DATA PROVIDED.
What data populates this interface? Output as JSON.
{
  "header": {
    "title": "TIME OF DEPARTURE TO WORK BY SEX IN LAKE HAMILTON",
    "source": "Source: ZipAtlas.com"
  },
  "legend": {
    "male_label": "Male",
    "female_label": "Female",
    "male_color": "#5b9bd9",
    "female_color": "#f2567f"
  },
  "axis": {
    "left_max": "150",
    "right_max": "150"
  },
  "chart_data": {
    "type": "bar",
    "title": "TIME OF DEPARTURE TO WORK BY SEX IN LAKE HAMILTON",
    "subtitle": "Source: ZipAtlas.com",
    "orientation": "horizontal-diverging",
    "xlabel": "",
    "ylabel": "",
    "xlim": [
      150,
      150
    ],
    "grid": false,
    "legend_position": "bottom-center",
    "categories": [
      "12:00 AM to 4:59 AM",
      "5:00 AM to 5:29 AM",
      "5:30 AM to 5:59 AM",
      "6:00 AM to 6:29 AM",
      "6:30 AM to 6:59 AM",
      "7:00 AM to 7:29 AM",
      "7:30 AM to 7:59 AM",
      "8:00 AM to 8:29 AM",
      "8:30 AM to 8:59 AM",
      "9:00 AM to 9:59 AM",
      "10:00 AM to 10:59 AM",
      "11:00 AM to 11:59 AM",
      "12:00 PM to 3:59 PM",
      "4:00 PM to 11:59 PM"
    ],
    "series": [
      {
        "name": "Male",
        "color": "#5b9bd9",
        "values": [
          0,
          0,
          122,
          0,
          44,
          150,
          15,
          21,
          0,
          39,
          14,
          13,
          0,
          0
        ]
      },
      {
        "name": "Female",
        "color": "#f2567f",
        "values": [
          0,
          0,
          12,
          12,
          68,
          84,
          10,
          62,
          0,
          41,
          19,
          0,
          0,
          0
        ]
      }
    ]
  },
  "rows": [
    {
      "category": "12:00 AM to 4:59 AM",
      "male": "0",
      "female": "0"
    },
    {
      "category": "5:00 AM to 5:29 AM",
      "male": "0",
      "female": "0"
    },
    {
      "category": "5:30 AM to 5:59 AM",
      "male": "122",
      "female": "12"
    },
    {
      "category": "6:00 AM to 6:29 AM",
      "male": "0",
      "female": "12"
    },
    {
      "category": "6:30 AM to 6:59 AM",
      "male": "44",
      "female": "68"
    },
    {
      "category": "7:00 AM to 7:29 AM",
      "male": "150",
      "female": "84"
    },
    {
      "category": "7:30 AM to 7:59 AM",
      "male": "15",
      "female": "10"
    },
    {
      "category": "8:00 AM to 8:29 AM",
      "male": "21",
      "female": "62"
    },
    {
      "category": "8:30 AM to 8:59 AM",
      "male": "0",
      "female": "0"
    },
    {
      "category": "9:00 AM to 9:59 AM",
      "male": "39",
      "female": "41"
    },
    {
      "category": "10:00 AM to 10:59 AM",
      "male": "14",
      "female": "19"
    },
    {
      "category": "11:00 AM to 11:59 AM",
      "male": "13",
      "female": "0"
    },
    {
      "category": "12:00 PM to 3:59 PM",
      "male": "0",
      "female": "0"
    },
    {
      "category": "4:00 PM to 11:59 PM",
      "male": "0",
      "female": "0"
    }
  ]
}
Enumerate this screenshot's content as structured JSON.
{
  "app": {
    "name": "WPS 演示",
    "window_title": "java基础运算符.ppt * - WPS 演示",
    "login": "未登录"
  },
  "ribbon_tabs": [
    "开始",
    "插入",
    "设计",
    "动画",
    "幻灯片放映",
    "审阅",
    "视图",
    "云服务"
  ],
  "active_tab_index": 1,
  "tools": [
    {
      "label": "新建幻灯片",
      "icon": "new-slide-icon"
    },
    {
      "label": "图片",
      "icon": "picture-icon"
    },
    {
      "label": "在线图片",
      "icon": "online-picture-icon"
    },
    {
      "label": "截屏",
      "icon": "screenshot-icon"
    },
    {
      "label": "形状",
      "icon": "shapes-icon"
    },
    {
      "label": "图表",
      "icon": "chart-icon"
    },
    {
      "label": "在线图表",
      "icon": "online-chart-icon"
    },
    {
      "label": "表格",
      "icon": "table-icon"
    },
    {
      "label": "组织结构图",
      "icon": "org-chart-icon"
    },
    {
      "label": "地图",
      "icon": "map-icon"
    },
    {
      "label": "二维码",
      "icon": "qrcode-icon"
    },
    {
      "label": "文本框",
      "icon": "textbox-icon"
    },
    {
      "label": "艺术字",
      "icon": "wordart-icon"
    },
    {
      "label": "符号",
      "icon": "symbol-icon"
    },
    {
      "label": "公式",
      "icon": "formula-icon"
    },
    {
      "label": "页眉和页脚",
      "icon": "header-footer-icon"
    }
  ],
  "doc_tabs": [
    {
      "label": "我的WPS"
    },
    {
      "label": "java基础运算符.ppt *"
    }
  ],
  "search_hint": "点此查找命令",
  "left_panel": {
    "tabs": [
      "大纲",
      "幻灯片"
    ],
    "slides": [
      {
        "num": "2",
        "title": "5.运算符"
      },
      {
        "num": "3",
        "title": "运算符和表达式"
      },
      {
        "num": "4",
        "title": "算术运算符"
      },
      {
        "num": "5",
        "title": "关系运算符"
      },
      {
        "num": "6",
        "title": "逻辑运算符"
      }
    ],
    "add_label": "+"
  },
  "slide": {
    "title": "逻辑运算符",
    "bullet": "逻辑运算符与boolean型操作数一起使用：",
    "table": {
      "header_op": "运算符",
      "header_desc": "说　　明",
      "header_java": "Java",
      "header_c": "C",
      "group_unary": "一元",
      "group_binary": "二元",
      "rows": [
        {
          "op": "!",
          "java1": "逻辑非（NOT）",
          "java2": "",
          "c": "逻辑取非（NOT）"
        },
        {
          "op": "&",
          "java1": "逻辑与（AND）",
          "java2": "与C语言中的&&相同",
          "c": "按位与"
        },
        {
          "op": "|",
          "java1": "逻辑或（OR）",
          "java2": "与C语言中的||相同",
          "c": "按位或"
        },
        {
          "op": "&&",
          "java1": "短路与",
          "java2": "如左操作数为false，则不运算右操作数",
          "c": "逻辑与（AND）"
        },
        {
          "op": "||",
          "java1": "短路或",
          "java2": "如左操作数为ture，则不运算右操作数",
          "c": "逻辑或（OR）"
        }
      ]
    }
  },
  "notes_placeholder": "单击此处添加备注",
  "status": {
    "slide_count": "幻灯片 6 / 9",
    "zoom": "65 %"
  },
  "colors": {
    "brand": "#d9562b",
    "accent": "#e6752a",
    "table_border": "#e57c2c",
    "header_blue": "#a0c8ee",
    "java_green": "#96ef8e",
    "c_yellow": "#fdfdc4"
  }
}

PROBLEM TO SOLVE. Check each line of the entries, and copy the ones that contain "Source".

EXERCISE RESPONSE.
    "source": "Source: ZipAtlas.com"
    "subtitle": "Source: ZipAtlas.com",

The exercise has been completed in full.